  14. Rahimi R, Nikfar S, Rezaie A, et al. Pregnancy outcome in women with inflammatory bowel disease following exposure to 5-aminosalicylic acid drugs: a meta-analysis. Reprod. Toxicol;2008:25,271–275.
  15. Schett G, Wollenhaupt J, Papp K, et al. Oral apremilast in the treatment of active psoriatic arthritis: Results of a multicenter, randomized, double-blind, placebo-controlled study. Arthritis Rheum. 2012;64(10):3156-3167.

COMMITTEE APPROVAL:

This Medical Coverage Guideline (MCG) was approved by the BCBSF Pharmacy Policy Committee on 01/11/17.

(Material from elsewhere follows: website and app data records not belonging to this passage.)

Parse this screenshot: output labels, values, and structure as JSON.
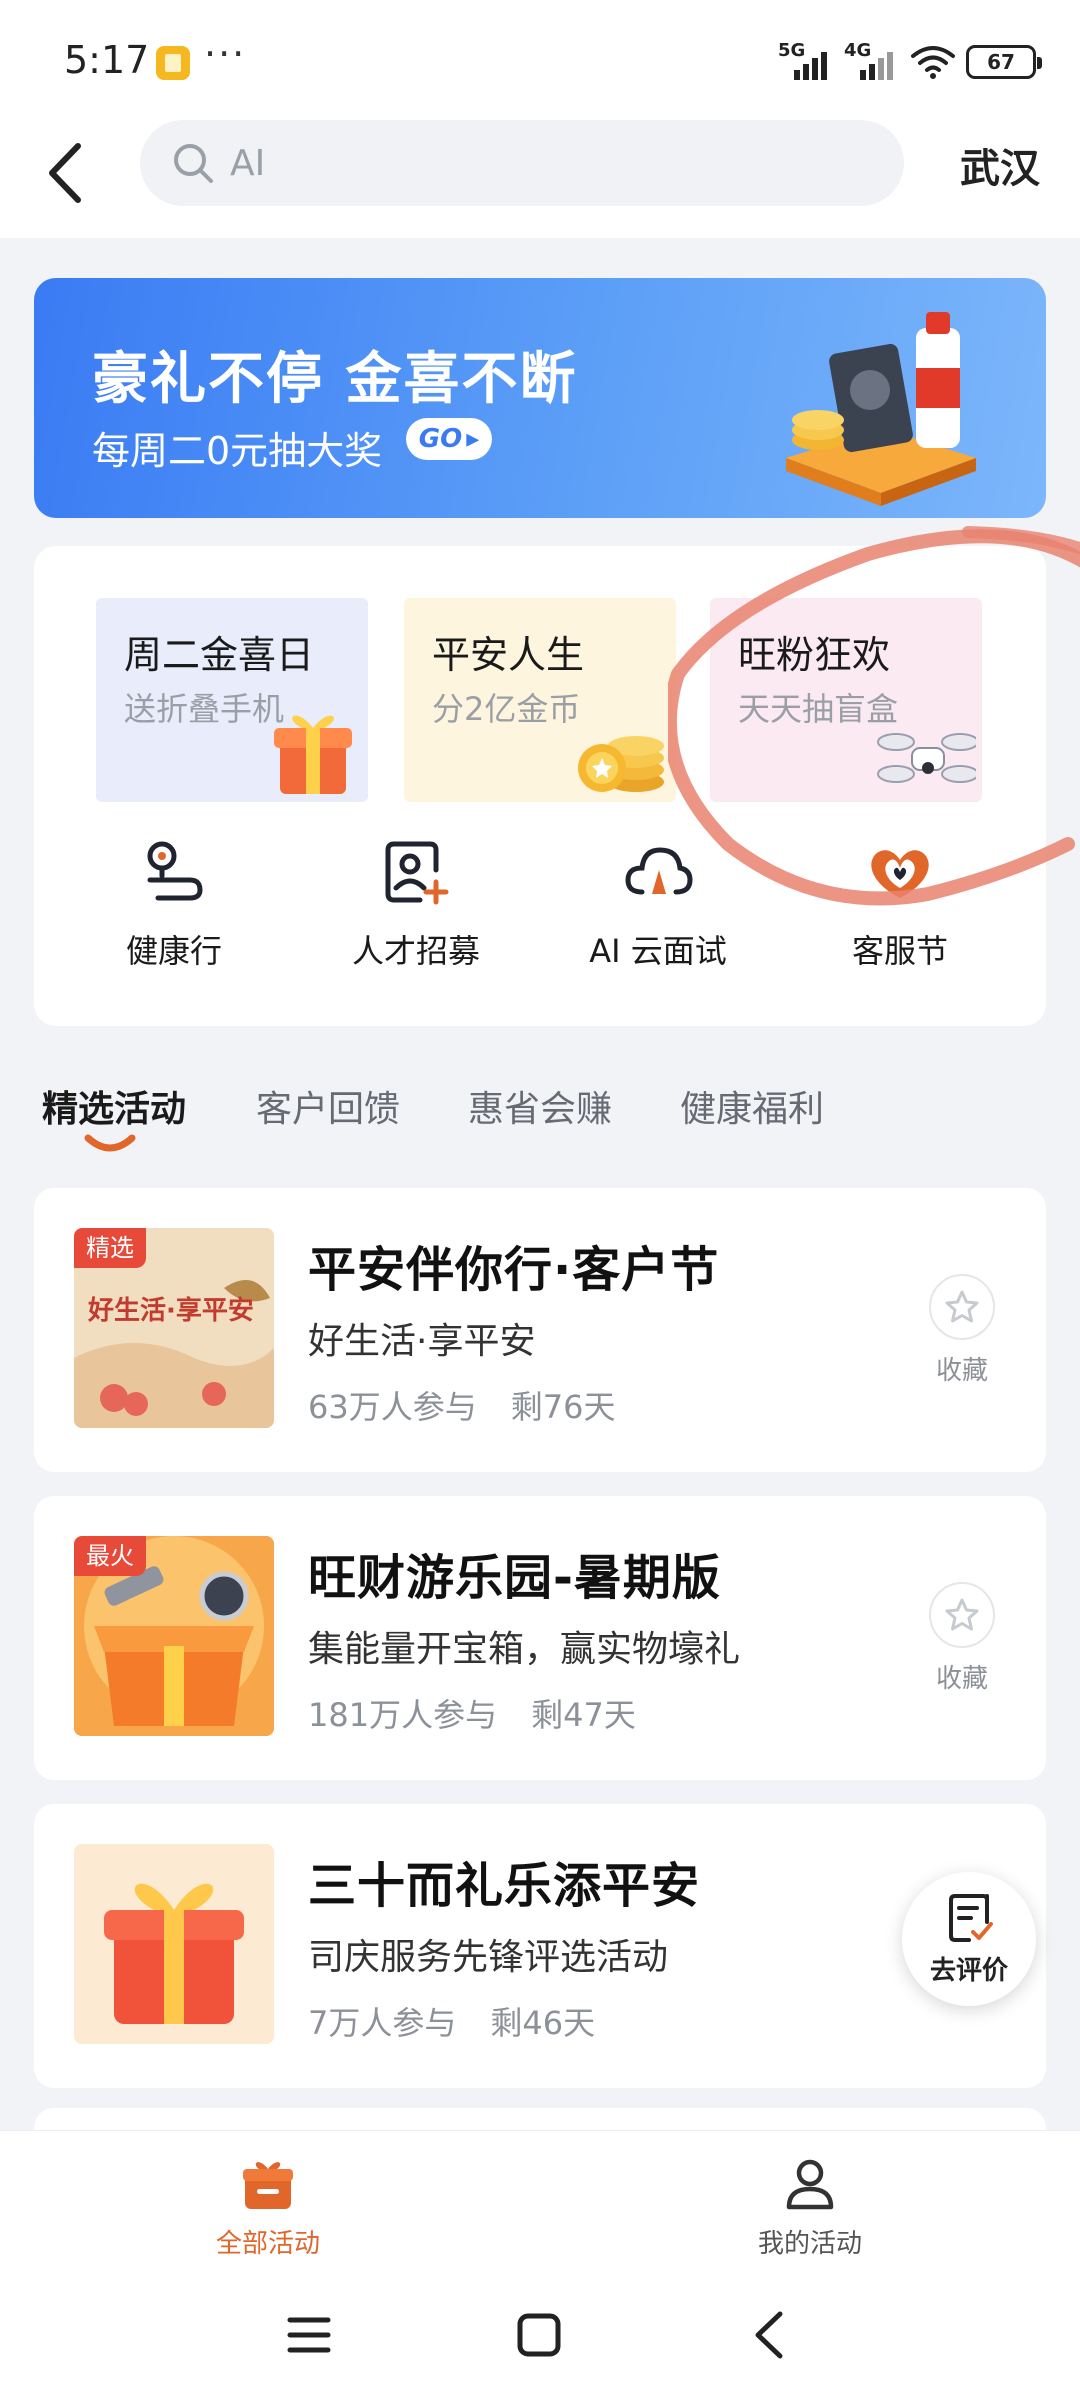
{
  "status_bar": {
    "time": "5:17",
    "more": "···",
    "network_1": "5G",
    "network_2": "4G",
    "battery": "67"
  },
  "search": {
    "placeholder": "AI",
    "value": "",
    "city": "武汉"
  },
  "banner": {
    "title": "豪礼不停 金喜不断",
    "subtitle": "每周二0元抽大奖",
    "go_label": "GO"
  },
  "feature_tiles": [
    {
      "title": "周二金喜日",
      "subtitle": "送折叠手机",
      "icon": "gift-box-icon"
    },
    {
      "title": "平安人生",
      "subtitle": "分2亿金币",
      "icon": "gold-coins-icon"
    },
    {
      "title": "旺粉狂欢",
      "subtitle": "天天抽盲盒",
      "icon": "drone-icon"
    }
  ],
  "quick_actions": [
    {
      "label": "健康行",
      "icon": "route-pin-icon"
    },
    {
      "label": "人才招募",
      "icon": "add-person-icon"
    },
    {
      "label": "AI 云面试",
      "icon": "cloud-icon"
    },
    {
      "label": "客服节",
      "icon": "heart-logo-icon"
    }
  ],
  "tabs": [
    {
      "label": "精选活动",
      "active": true
    },
    {
      "label": "客户回馈",
      "active": false
    },
    {
      "label": "惠省会赚",
      "active": false
    },
    {
      "label": "健康福利",
      "active": false
    }
  ],
  "activities": [
    {
      "badge": "精选",
      "title": "平安伴你行·客户节",
      "desc": "好生活·享平安",
      "participants": "63万人参与",
      "remaining": "剩76天",
      "fav_label": "收藏",
      "thumb_text": "好生活·享平安"
    },
    {
      "badge": "最火",
      "title": "旺财游乐园-暑期版",
      "desc": "集能量开宝箱，赢实物壕礼",
      "participants": "181万人参与",
      "remaining": "剩47天",
      "fav_label": "收藏"
    },
    {
      "badge": "",
      "title": "三十而礼乐添平安",
      "desc": "司庆服务先锋评选活动",
      "participants": "7万人参与",
      "remaining": "剩46天",
      "fav_label": ""
    }
  ],
  "float_button": {
    "label": "去评价"
  },
  "bottom_nav": [
    {
      "label": "全部活动",
      "active": true,
      "icon": "gift-icon"
    },
    {
      "label": "我的活动",
      "active": false,
      "icon": "person-icon"
    }
  ],
  "colors": {
    "accent": "#e0662a",
    "banner_blue": "#3a7bf4",
    "annotation_circle": "#e9826f",
    "badge_red": "#e84a3a"
  }
}
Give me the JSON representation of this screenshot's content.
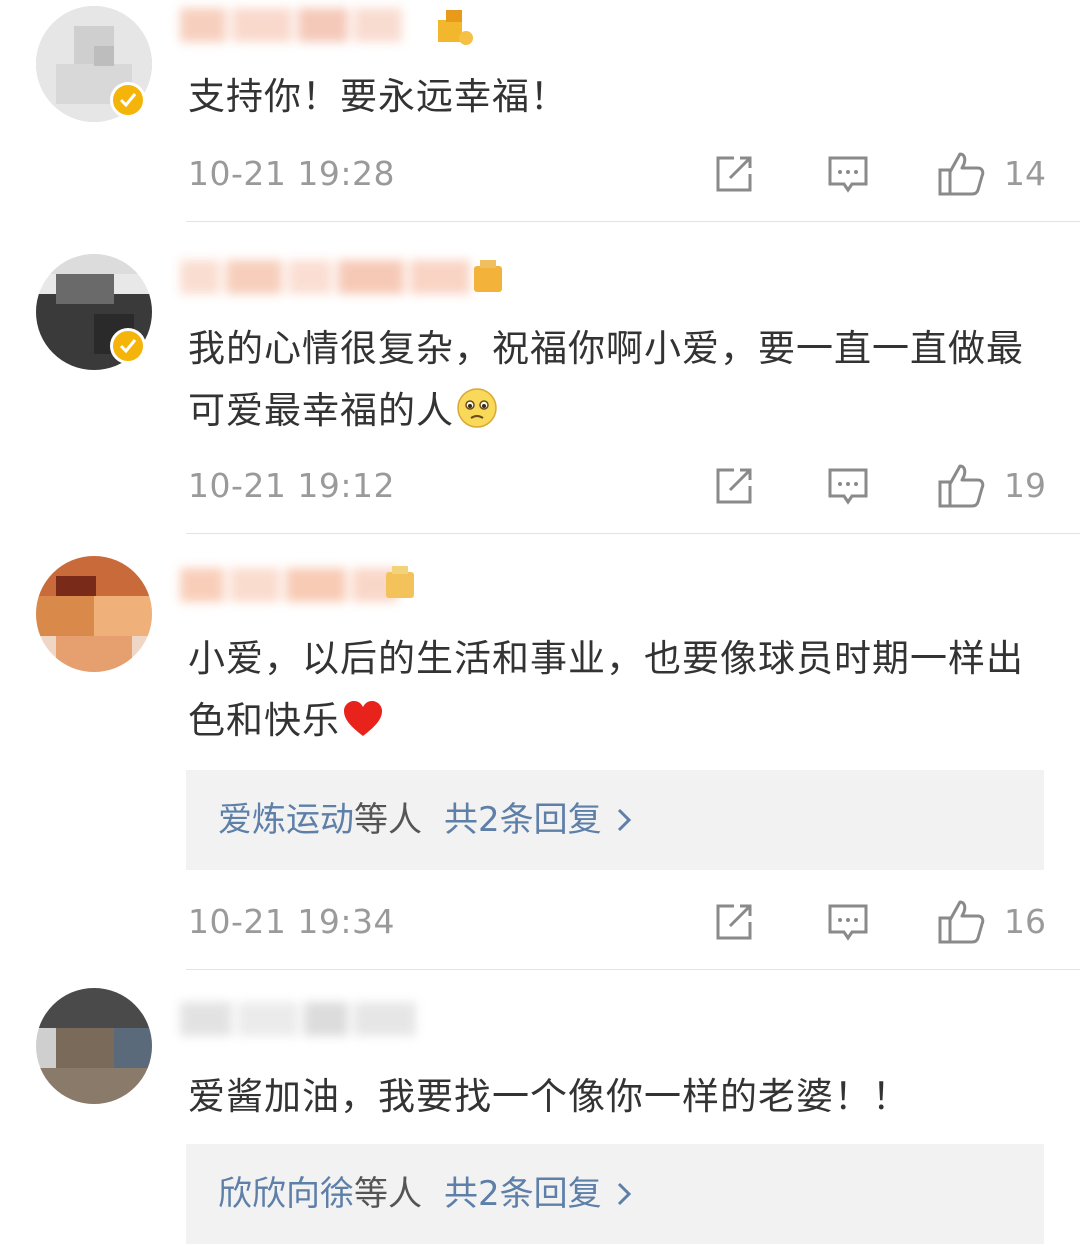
{
  "comments": [
    {
      "text": "支持你！要永远幸福！",
      "time": "10-21 19:28",
      "likes": "14",
      "verified": true
    },
    {
      "text": "我的心情很复杂，祝福你啊小爱，要一直一直做最可爱最幸福的人",
      "emoji": "pleading-face-emoji",
      "time": "10-21 19:12",
      "likes": "19",
      "verified": true
    },
    {
      "text": "小爱，以后的生活和事业，也要像球员时期一样出色和快乐",
      "emoji": "red-heart-emoji",
      "replies": {
        "names": "爱炼运动",
        "suffix": "等人",
        "count": "共2条回复"
      },
      "time": "10-21 19:34",
      "likes": "16",
      "verified": false
    },
    {
      "text": "爱酱加油，我要找一个像你一样的老婆！！",
      "replies": {
        "names": "欣欣向徐",
        "suffix": "等人",
        "count": "共2条回复"
      },
      "verified": false
    }
  ],
  "icons": {
    "share": "share-icon",
    "comment": "comment-icon",
    "like": "thumbs-up-icon",
    "chevron": "chevron-right-icon"
  },
  "colors": {
    "verified_badge": "#f5b40a",
    "reply_link": "#5d7fa8",
    "meta_text": "#9a9a9a"
  }
}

GUIDELINE UPDATE INFORMATION:

09/15/14

New Medical Coverage Guideline.

12/15/14

Revision to guideline; consisting of

04/15/15

Revision of guideline; consisting of position statement to exclude combination therapy.

09/15/15

Review and revision of guidelines; consisting of updating description section, position statement, dosage/administration, billing/coding, related guidelines, definitions, and references.

11/01/15

Revision: ICD-9 Codes deleted.

09/15/16

Review and revision of guidelines consisting of updating description section, position statement, billing/coding, related guidelines, and references.

02/01/17

Revision to guideline consisting of removing the two preferred agent prerequisite requirement.

Date Printed: August 18, 2017: 10:15 AM